→ **TASK DATA**:
- Opening Delimiter -

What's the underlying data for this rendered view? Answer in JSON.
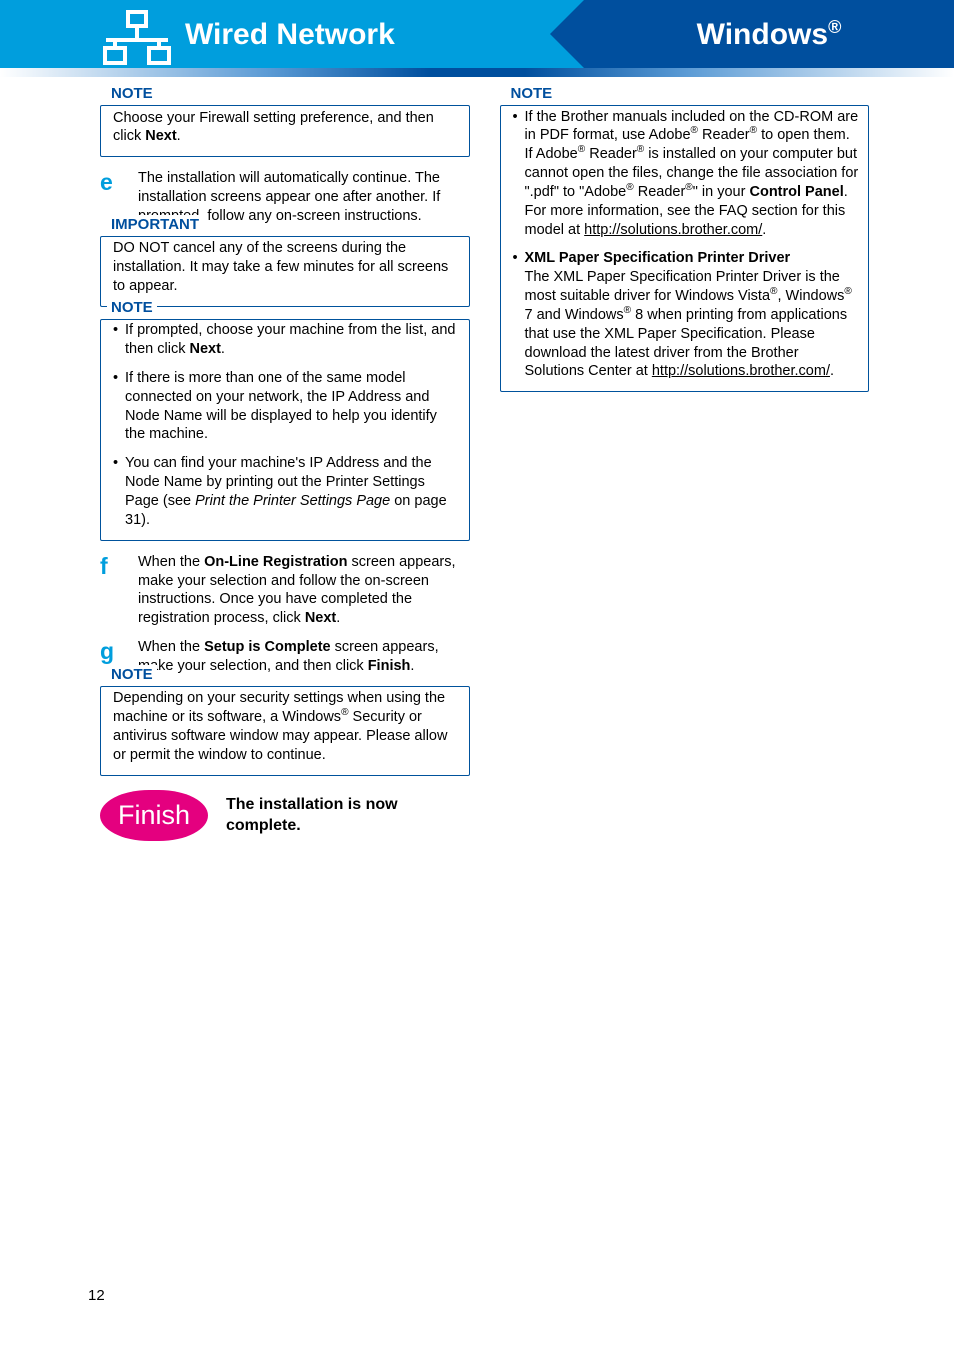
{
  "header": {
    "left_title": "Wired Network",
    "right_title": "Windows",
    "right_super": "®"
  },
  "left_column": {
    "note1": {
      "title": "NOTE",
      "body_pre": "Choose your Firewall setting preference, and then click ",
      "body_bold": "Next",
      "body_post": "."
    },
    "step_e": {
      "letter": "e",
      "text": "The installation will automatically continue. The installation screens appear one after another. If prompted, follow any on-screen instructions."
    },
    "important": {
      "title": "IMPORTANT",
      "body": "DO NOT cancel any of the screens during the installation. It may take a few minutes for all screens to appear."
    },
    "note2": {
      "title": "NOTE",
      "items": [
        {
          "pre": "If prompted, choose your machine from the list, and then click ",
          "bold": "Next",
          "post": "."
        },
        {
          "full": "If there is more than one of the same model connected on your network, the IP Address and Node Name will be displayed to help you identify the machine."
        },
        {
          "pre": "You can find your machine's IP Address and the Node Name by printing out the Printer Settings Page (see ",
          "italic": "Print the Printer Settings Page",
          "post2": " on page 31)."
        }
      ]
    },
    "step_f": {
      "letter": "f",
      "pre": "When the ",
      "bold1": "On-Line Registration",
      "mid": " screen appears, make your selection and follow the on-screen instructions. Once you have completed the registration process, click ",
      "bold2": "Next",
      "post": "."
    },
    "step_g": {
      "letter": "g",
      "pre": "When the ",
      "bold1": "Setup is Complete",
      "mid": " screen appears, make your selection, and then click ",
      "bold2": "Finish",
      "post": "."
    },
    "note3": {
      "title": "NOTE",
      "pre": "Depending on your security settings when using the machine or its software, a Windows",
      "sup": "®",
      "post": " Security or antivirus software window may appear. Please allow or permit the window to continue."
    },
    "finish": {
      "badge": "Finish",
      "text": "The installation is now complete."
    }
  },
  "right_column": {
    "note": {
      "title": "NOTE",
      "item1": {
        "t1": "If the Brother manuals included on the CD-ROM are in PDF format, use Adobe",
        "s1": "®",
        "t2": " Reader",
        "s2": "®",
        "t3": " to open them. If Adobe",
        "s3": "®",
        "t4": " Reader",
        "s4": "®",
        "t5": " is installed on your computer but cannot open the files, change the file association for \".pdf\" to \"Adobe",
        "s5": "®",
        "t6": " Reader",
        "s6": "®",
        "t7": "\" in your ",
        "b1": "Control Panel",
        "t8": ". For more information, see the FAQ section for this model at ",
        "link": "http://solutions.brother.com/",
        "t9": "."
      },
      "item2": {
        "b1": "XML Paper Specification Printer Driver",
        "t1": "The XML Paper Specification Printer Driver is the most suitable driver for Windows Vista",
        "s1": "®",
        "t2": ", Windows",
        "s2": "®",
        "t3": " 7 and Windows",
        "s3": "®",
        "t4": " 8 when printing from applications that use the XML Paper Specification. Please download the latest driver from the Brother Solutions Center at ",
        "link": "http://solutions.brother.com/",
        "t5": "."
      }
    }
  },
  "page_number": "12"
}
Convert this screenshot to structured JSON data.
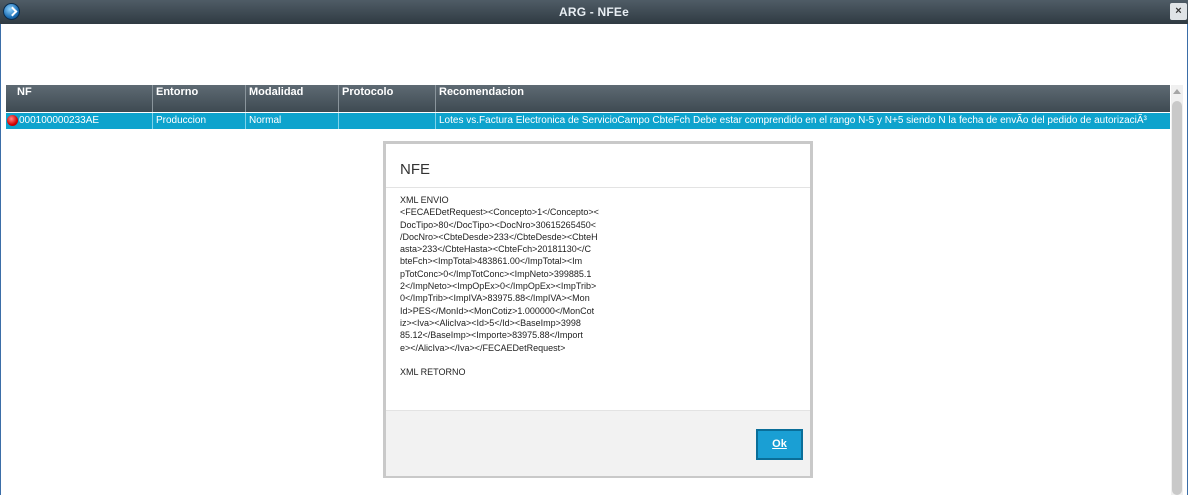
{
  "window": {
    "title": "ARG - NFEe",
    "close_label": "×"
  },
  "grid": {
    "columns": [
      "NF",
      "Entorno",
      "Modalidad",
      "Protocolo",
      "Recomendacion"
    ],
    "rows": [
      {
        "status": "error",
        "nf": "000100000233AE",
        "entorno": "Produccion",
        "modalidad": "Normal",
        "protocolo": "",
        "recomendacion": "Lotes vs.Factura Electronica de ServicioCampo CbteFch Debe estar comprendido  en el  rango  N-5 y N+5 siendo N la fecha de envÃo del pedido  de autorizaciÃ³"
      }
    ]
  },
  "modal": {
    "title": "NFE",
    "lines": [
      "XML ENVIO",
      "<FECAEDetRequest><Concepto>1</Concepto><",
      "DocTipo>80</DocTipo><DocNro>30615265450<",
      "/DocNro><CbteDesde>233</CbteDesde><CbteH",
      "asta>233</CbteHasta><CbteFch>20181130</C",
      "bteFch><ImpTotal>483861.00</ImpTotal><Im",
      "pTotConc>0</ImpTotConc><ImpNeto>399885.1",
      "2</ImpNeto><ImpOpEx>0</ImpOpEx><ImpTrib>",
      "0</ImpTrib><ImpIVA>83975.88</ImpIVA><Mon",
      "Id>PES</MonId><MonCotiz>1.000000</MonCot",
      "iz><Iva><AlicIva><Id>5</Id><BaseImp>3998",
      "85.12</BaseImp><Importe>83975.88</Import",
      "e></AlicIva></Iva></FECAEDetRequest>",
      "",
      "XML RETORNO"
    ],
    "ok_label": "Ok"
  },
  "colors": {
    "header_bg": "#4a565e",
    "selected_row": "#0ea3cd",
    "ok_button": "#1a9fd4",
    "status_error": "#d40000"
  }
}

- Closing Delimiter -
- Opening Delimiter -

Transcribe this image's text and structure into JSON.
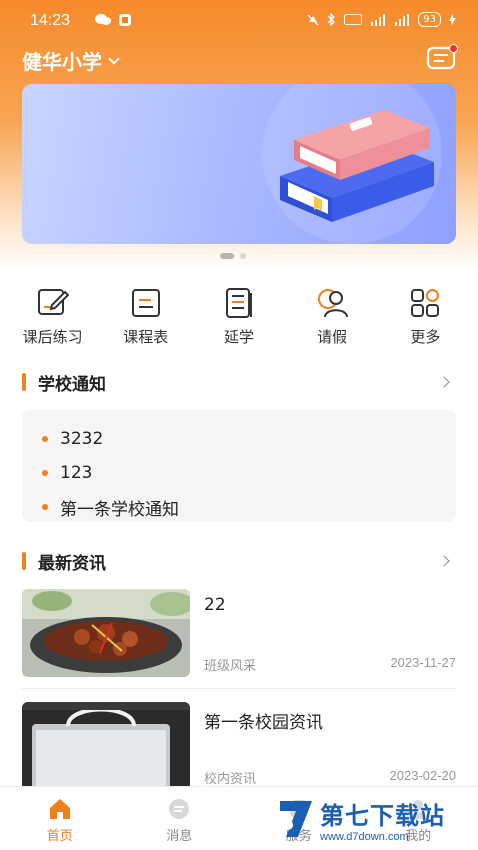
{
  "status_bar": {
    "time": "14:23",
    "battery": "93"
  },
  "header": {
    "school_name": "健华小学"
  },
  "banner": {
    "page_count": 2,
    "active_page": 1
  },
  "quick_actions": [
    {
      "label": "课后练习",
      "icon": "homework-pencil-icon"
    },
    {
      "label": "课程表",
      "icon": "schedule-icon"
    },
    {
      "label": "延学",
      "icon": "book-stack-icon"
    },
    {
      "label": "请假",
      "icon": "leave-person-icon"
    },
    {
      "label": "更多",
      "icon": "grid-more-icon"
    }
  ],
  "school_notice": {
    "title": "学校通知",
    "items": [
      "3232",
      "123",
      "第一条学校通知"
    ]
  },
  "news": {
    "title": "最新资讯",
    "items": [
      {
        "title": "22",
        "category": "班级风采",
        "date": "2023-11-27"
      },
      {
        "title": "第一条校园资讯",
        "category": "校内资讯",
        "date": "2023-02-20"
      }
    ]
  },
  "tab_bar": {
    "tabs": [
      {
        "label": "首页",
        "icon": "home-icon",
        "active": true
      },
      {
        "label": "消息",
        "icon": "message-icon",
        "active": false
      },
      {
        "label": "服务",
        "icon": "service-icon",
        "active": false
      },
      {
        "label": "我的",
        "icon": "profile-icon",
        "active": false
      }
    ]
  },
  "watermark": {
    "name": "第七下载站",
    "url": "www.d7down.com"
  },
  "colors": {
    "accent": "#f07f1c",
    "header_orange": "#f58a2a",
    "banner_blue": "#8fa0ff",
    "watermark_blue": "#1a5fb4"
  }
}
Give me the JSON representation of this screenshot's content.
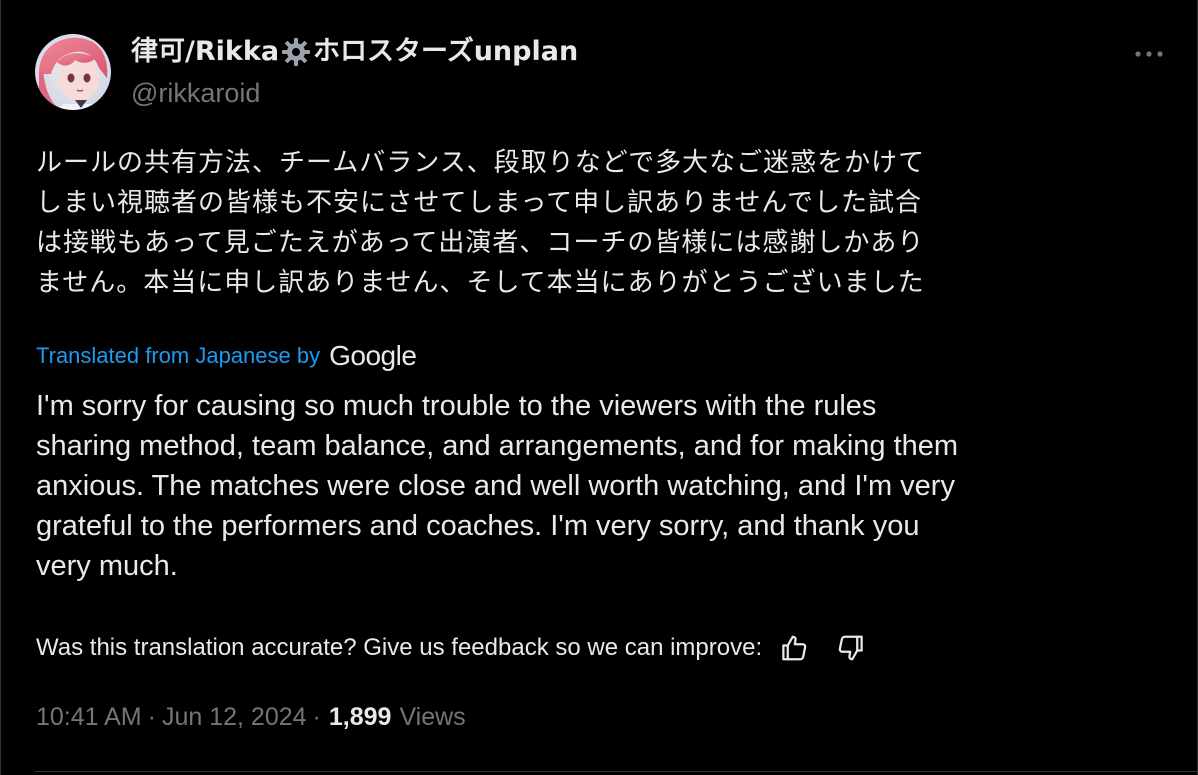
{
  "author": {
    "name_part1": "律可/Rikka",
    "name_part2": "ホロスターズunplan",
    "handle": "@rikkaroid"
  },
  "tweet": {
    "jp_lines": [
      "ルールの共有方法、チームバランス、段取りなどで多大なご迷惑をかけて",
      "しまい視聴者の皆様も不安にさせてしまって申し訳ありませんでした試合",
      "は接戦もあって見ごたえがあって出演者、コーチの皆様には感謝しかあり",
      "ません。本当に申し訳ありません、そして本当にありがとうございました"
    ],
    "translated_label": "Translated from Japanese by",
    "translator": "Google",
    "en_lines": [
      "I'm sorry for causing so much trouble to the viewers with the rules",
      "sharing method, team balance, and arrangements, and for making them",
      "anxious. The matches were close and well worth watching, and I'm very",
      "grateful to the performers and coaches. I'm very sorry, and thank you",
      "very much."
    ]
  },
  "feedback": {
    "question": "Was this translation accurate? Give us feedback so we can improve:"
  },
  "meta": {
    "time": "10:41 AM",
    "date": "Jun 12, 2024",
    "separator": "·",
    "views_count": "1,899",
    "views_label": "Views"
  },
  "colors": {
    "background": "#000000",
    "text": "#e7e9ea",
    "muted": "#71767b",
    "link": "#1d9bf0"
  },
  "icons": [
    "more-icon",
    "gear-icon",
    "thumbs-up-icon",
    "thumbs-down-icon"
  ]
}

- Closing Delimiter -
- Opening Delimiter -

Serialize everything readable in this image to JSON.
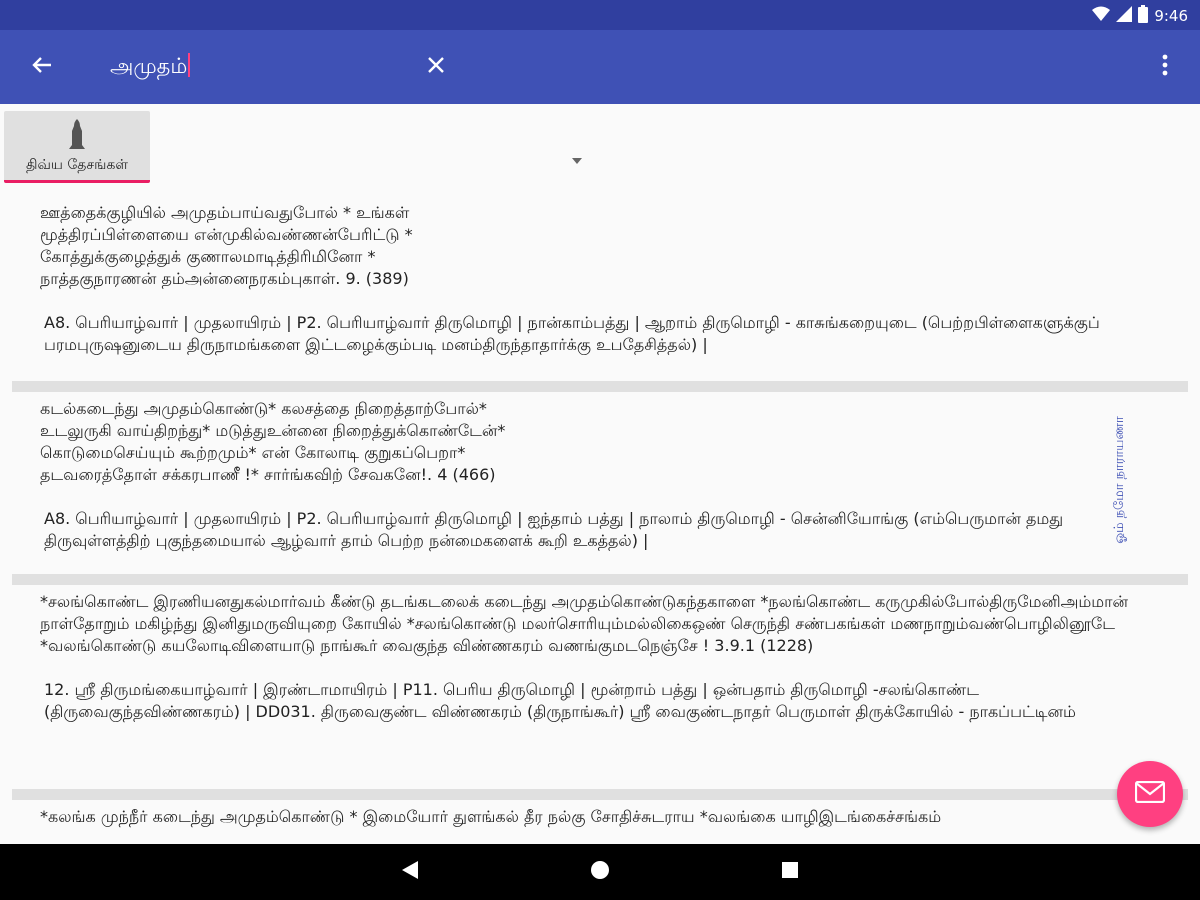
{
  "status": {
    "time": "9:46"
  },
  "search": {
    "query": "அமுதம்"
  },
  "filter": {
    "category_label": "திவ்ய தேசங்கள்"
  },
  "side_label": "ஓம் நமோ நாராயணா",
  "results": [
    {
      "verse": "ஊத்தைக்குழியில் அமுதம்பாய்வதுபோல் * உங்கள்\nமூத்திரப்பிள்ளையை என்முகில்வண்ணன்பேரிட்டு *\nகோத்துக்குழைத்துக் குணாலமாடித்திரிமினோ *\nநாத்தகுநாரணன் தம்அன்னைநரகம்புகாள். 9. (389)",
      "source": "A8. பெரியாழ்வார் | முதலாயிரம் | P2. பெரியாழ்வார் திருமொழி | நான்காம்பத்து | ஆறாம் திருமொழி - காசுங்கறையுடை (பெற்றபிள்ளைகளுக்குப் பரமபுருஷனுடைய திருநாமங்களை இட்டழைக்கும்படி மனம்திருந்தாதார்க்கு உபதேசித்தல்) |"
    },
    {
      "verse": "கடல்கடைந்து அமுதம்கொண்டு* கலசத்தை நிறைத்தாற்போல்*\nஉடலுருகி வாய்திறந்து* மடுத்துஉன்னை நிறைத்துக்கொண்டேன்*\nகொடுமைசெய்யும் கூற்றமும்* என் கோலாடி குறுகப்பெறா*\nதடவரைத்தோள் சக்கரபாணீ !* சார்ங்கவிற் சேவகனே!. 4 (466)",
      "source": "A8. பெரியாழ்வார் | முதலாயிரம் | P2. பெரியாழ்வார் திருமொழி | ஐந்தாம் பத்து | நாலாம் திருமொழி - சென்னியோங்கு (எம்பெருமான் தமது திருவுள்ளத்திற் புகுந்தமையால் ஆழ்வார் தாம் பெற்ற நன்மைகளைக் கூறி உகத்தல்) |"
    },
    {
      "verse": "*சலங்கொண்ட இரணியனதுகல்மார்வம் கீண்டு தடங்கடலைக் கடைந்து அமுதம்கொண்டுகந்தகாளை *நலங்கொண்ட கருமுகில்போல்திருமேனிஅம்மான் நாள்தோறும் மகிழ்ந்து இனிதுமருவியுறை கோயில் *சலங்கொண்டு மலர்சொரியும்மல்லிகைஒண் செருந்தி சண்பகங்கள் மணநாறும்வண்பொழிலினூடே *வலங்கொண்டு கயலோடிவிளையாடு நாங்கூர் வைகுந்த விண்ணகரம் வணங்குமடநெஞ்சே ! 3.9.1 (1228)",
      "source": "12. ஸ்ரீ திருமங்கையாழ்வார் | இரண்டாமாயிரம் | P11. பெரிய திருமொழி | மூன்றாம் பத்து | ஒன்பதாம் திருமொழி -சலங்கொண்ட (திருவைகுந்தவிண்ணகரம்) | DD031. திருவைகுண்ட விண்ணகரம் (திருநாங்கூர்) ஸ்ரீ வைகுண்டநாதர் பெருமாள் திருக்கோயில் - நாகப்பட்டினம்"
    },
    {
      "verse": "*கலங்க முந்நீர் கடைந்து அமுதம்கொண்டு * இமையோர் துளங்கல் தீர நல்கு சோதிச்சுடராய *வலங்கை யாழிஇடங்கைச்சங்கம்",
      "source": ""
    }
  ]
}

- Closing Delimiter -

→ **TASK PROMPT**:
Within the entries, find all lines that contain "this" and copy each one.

→ **WRITTEN ANSWER**:
What's the underlying data for this rendered view? Answer in JSON.
        "t8": ". For more information, see the FAQ section for this model at ",
Convert this screenshot to structured JSON data.
Transcribe this image's text and structure into JSON.
Give me the JSON representation of this screenshot's content.
    "question": "Was this translation accurate? Give us feedback so we can improve:"
Serialize everything readable in this image to JSON.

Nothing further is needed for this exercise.